Drugs and water led to death of Bobbi Kristina Brown - coroner
Drug intoxication and having her face immersed in water led to the death of Bobbi Kristina Brown last year, according to a coroner.
Fulton County Medical Examiner's office in Atlanta released a statement on the death of the 22-year-old daughter of singers Whitney Houston and Bobby Brown as officials prepare to release the full post-mortem report.
Brown was found face-down and unresponsive in a bath in her suburban Atlanta home on January 31 last year, and died in hospice care on July 26.
The office said it reviewed medical records, investigative files and other documents to determine how Brown died. Marijuana and alcohol were involved, along with medication used for sedation or to treat anxiety.
A judge on Thursday granted a request filed by media organisations to unseal the post-mortem report.
The statement from the medical examiner's office said: "The underlying cause of death is the condition which starts the downhill course of events leading to death and in this case is the immersion associated with drug intoxication."
Brown's death was similar to the way her mother died.
Houston's body was found face-down in a foot of water in her bath at the Beverly Hilton Hotel just before the 2012 Grammy Awards. Authorities found prescription drugs in the suite and evidence of heart disease and cocaine in her body but determined her death was an accidental drowning.

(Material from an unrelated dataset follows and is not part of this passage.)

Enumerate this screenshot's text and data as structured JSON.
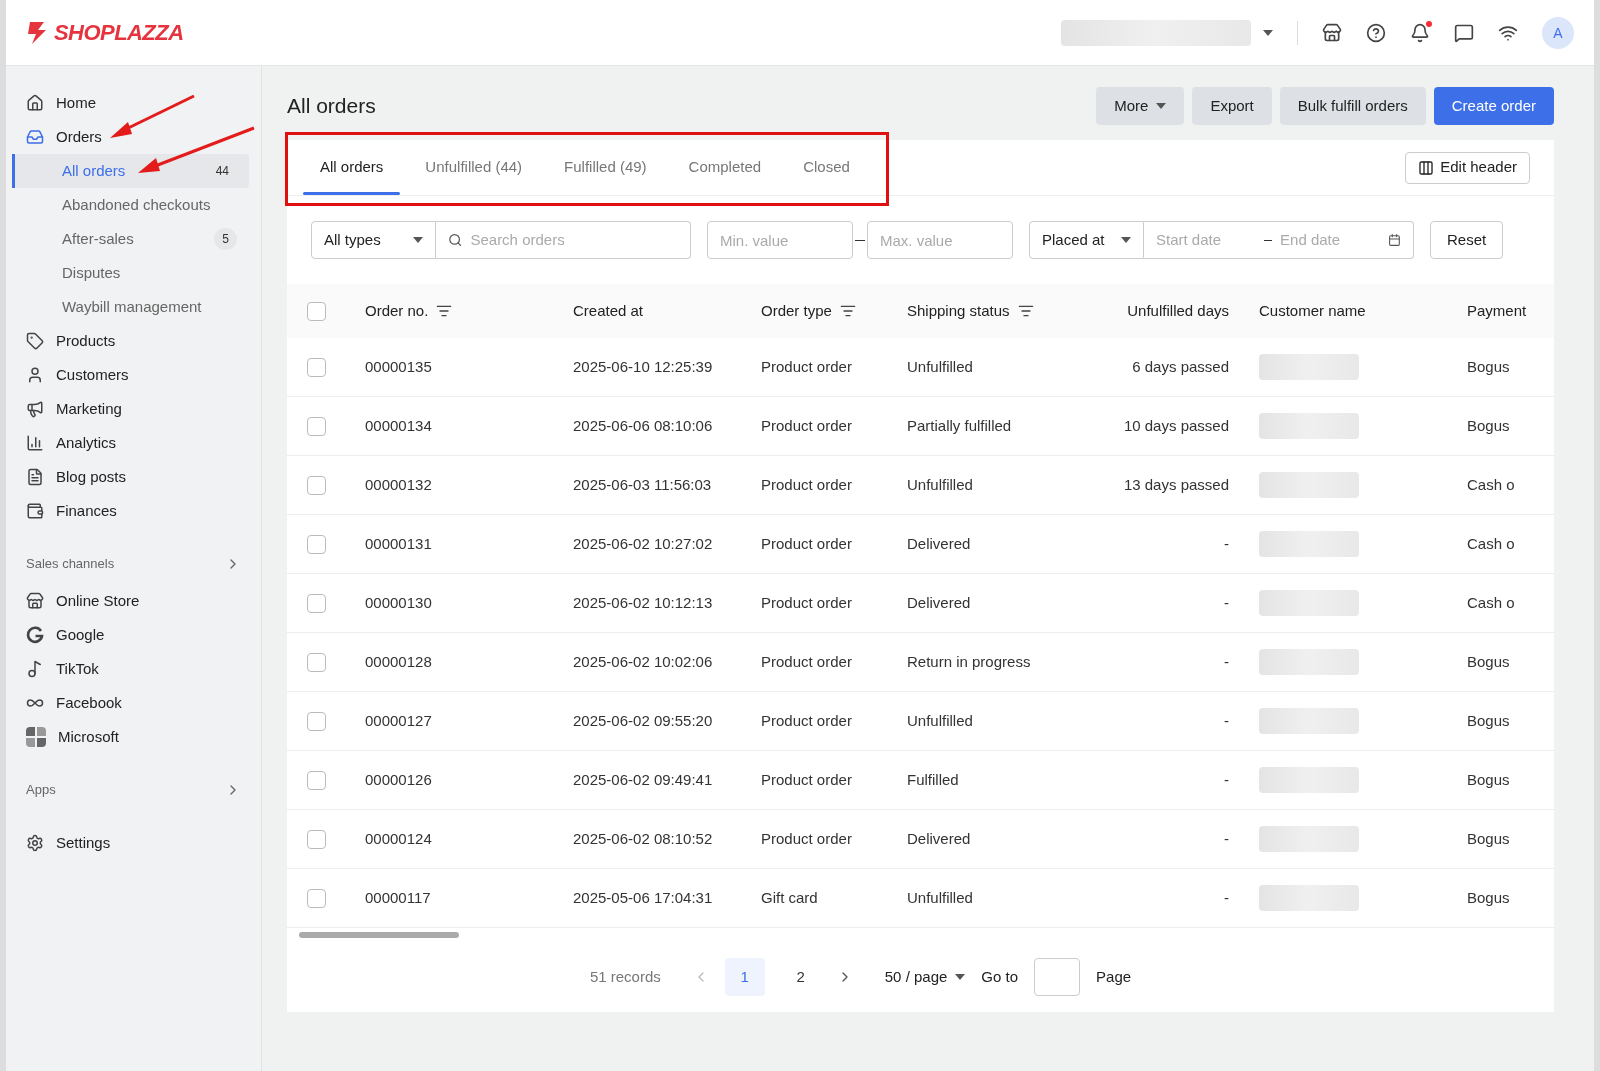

Brown was found in the home she shared with Nick Gordon, an orphan three years older whom Houston had raised as her own. Brown referred to him as her husband.
She grew up in the shadow of her famous parents. She appeared with them in 2005 on the TV reality show Being Bobby Brown and attended award shows with them.
Houston and Bobby Brown were married for 15 years before their relationship ended in 2007. Bobbi Kristina was their only child together.
The statement said: "Death was clearly not due to natural causes, but the medical examiner has not been able to determine whether death was due to intentional or accidental causes, and has therefore classified the manner of death as undetermined."